Thousands of farmers want to protest with tractor rides in numerous cities against the agricultural policy of the federal government. For the biggest demonstration in Bonn - mainly via Facebook and WhatsApp organized by the initiative "Land creates connection" - 8,000 to 10,000 farmers with around 800 tractors are expected. In the morning, the police reported in North Rhine-Westphalia, Lower Saxony, Brandenburg, Berlin and Hamburg numerous convoys including closed and disabled roads.
The anger of the farmers is directed against the plans of the Federal Government among other things for more nature and animal protection in the agriculture and for the protection of the groundwater against nitrate, which arrives approximately by over-fertilization into the soil. The current policy endangers family businesses, the protesters warned. In addition, "farmers bashing", that is about condescending statements about farmers, in many areas cause anger in the professional group.
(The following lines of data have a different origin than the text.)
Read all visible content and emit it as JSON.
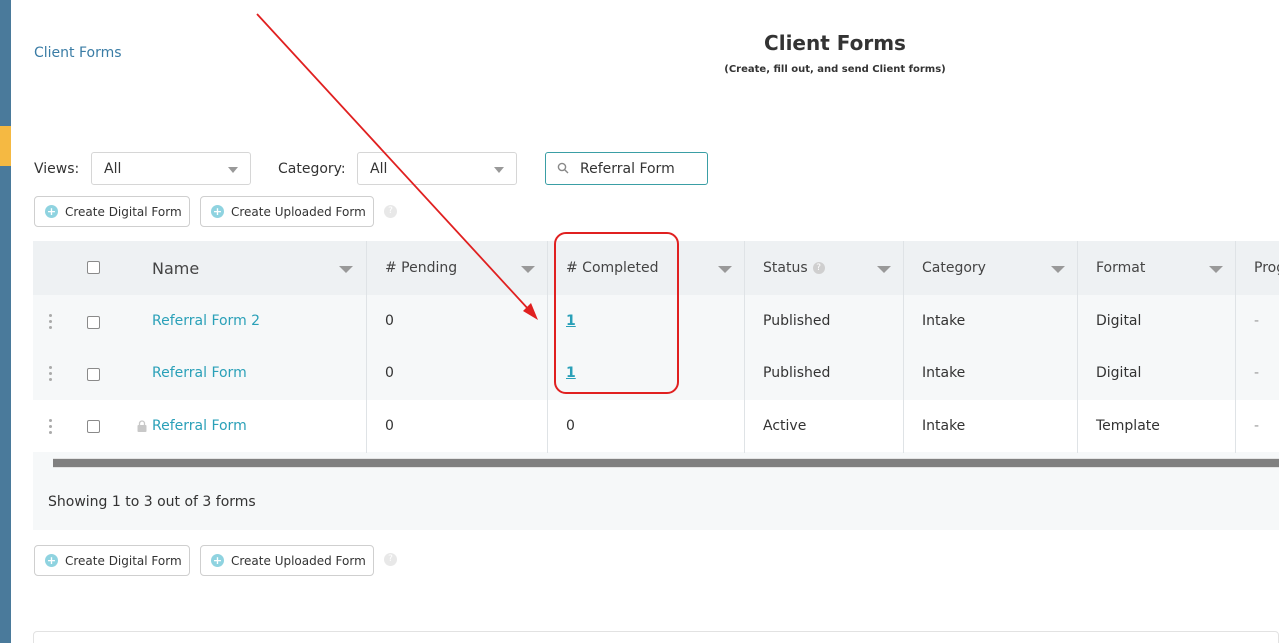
{
  "breadcrumb": "Client Forms",
  "header": {
    "title": "Client Forms",
    "subtitle": "(Create, fill out, and send Client forms)"
  },
  "filters": {
    "views_label": "Views:",
    "views_value": "All",
    "category_label": "Category:",
    "category_value": "All",
    "search_value": "Referral Form"
  },
  "buttons": {
    "create_digital": "Create Digital Form",
    "create_uploaded": "Create Uploaded Form",
    "help": "?"
  },
  "table": {
    "columns": [
      "Name",
      "# Pending",
      "# Completed",
      "Status",
      "Category",
      "Format",
      "Prog"
    ],
    "rows": [
      {
        "name": "Referral Form 2",
        "pending": "0",
        "completed": "1",
        "status": "Published",
        "category": "Intake",
        "format": "Digital",
        "prog": "-"
      },
      {
        "name": "Referral Form",
        "pending": "0",
        "completed": "1",
        "status": "Published",
        "category": "Intake",
        "format": "Digital",
        "prog": "-"
      },
      {
        "name": "Referral Form",
        "pending": "0",
        "completed": "0",
        "status": "Active",
        "category": "Intake",
        "format": "Template",
        "prog": "-"
      }
    ],
    "footer": "Showing 1 to 3 out of 3 forms"
  },
  "colors": {
    "link": "#2aa0b8",
    "annotation": "#e02020",
    "rail": "#4a7a9b",
    "rail_accent": "#f5b942"
  }
}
Support receives "Land creates connection" of farmer president Joachim Rukwied. "It's just too much, what the policy the peasant families," he said the Passauer Neue Presse . In the light of the insect protection and fertilization legislation, the EU's free trade agreement with the South American Mercosur states, and increasing livestock farming requirements, farmers' disappointment over politics is "very high".
For Rukwied, the insect protection plans of Federal Ministers Svenja Schulze (SPD) and Julia Klöckner (CDU) - both ministers had presented the action plan together - "have brought the cascade to an end". More than two million hectares of land would be severely affected. Thus the federal government would give up the "cooperative nature protection".
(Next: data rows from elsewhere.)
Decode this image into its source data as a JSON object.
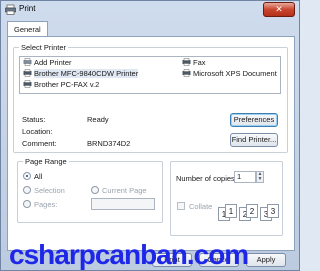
{
  "window": {
    "title": "Print",
    "close_glyph": "✕"
  },
  "tabs": [
    {
      "label": "General"
    }
  ],
  "select_printer": {
    "group_label": "Select Printer",
    "printers": [
      {
        "name": "Add Printer",
        "icon": "add-printer-icon"
      },
      {
        "name": "Brother MFC-9840CDW Printer",
        "icon": "printer-icon",
        "selected": true
      },
      {
        "name": "Brother PC-FAX v.2",
        "icon": "fax-icon"
      },
      {
        "name": "Fax",
        "icon": "fax-icon"
      },
      {
        "name": "Microsoft XPS Document",
        "icon": "printer-icon"
      }
    ],
    "status_label": "Status:",
    "status_value": "Ready",
    "location_label": "Location:",
    "location_value": "",
    "comment_label": "Comment:",
    "comment_value": "BRND374D2",
    "preferences_button": "Preferences",
    "find_printer_button": "Find Printer..."
  },
  "page_range": {
    "group_label": "Page Range",
    "all_label": "All",
    "selection_label": "Selection",
    "current_page_label": "Current Page",
    "pages_label": "Pages:",
    "pages_value": ""
  },
  "copies": {
    "label": "Number of copies:",
    "value": "1",
    "collate_label": "Collate",
    "collate_digits": [
      "1",
      "1",
      "2",
      "2",
      "3",
      "3"
    ]
  },
  "footer": {
    "watermark": "csharpcanban.com",
    "print_button": "Print",
    "cancel_button": "Cancel",
    "apply_button": "Apply"
  }
}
Klöckner said in the ZDF morning magazine , "they have something to the farmers, changes, but I do not do that, I also support them financially with support measures". Farmers would often be dismissed as animal tormentors or polluters in the public debate, Klöckner said. That's wrong. Nevertheless, there are also expectations on the farmers, for example, in the cleanliness of groundwater and compliance with EU rules. Her cabinet colleague Schulze pointed to the "dramatic downward trend in the field birds," which so far could not be stopped. Therefore, "much more effort" is needed.
Criticism of Schulze's statements were made by the FDP member of parliament Karlheinz Busen. "Federal Environment Minister Svenja Schulze has a good talk when she calls for more insect protection from the farmers - they do not have to pay," said the agricultural politician. Instead of ruling against the farmers, Schulze urgently needed to talk to those affected. Otherwise, the mood in this country threatening to boil up as in the Netherlands, said Busen. There had also been violent protests from farmers there lately.
In France farmers are again demonstrating against strict conditions in front of the district offices of various départements. At the same time, several alliances have called for a rally for a greener agricultural policy in the European Parliament in Strasbourg.